THE PROBLEM:
Word for word, write out all the entries below, omitting every picture.

DATA SHOWN:
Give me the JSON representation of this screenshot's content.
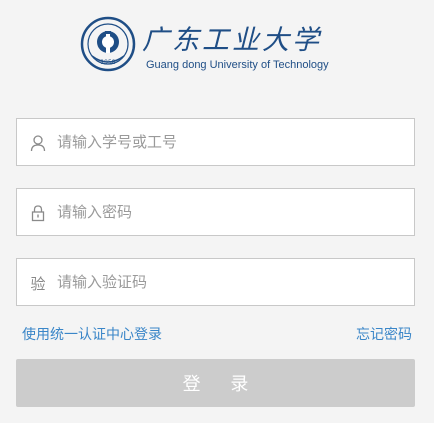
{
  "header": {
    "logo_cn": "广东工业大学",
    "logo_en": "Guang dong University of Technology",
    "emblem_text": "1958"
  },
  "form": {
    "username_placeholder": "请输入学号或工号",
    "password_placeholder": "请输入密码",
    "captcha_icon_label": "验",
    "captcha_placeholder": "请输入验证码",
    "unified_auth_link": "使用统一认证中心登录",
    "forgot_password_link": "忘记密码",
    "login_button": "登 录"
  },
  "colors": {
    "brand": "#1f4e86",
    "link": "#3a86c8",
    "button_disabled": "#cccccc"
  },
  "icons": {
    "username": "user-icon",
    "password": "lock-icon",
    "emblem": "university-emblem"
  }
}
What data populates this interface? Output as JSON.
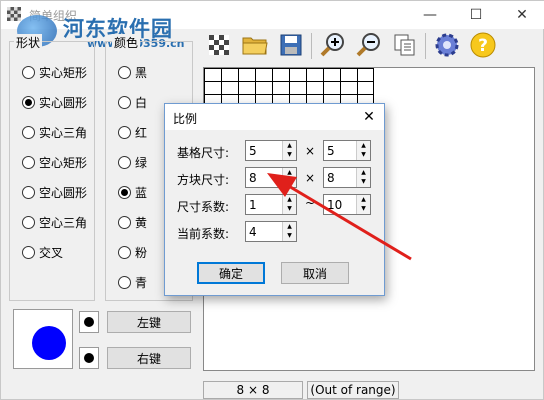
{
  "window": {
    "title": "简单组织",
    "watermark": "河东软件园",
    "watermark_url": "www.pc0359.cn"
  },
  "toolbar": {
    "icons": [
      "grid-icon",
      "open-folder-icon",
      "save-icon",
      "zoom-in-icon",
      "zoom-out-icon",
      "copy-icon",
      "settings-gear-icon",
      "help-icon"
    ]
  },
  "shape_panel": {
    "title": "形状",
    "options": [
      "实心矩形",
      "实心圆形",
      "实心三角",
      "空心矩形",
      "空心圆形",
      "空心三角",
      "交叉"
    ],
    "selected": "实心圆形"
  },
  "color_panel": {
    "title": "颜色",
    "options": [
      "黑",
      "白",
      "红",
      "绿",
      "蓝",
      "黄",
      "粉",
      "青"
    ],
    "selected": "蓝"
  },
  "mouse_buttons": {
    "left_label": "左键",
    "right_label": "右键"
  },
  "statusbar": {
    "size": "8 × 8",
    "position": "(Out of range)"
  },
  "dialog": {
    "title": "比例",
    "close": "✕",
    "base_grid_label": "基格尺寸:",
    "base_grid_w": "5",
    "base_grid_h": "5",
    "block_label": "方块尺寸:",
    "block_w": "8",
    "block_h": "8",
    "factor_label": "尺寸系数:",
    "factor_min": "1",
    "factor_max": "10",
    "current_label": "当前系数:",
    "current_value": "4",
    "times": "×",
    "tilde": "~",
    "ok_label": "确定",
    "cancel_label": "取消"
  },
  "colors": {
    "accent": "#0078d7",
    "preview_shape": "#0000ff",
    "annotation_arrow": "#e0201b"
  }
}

OUTPUT FOR THIS TASK:
Give me the JSON representation of this screenshot's content.
{
  "header": {
    "logo_cn": "广东工业大学",
    "logo_en": "Guang dong University of Technology",
    "emblem_text": "1958"
  },
  "form": {
    "username_placeholder": "请输入学号或工号",
    "password_placeholder": "请输入密码",
    "captcha_icon_label": "验",
    "captcha_placeholder": "请输入验证码",
    "unified_auth_link": "使用统一认证中心登录",
    "forgot_password_link": "忘记密码",
    "login_button": "登 录"
  },
  "colors": {
    "brand": "#1f4e86",
    "link": "#3a86c8",
    "button_disabled": "#cccccc"
  },
  "icons": {
    "username": "user-icon",
    "password": "lock-icon",
    "emblem": "university-emblem"
  }
}
What data populates this interface? Output as JSON.
{
  "window": {
    "title": "简单组织",
    "watermark": "河东软件园",
    "watermark_url": "www.pc0359.cn"
  },
  "toolbar": {
    "icons": [
      "grid-icon",
      "open-folder-icon",
      "save-icon",
      "zoom-in-icon",
      "zoom-out-icon",
      "copy-icon",
      "settings-gear-icon",
      "help-icon"
    ]
  },
  "shape_panel": {
    "title": "形状",
    "options": [
      "实心矩形",
      "实心圆形",
      "实心三角",
      "空心矩形",
      "空心圆形",
      "空心三角",
      "交叉"
    ],
    "selected": "实心圆形"
  },
  "color_panel": {
    "title": "颜色",
    "options": [
      "黑",
      "白",
      "红",
      "绿",
      "蓝",
      "黄",
      "粉",
      "青"
    ],
    "selected": "蓝"
  },
  "mouse_buttons": {
    "left_label": "左键",
    "right_label": "右键"
  },
  "statusbar": {
    "size": "8 × 8",
    "position": "(Out of range)"
  },
  "dialog": {
    "title": "比例",
    "close": "✕",
    "base_grid_label": "基格尺寸:",
    "base_grid_w": "5",
    "base_grid_h": "5",
    "block_label": "方块尺寸:",
    "block_w": "8",
    "block_h": "8",
    "factor_label": "尺寸系数:",
    "factor_min": "1",
    "factor_max": "10",
    "current_label": "当前系数:",
    "current_value": "4",
    "times": "×",
    "tilde": "~",
    "ok_label": "确定",
    "cancel_label": "取消"
  },
  "colors": {
    "accent": "#0078d7",
    "preview_shape": "#0000ff",
    "annotation_arrow": "#e0201b"
  }
}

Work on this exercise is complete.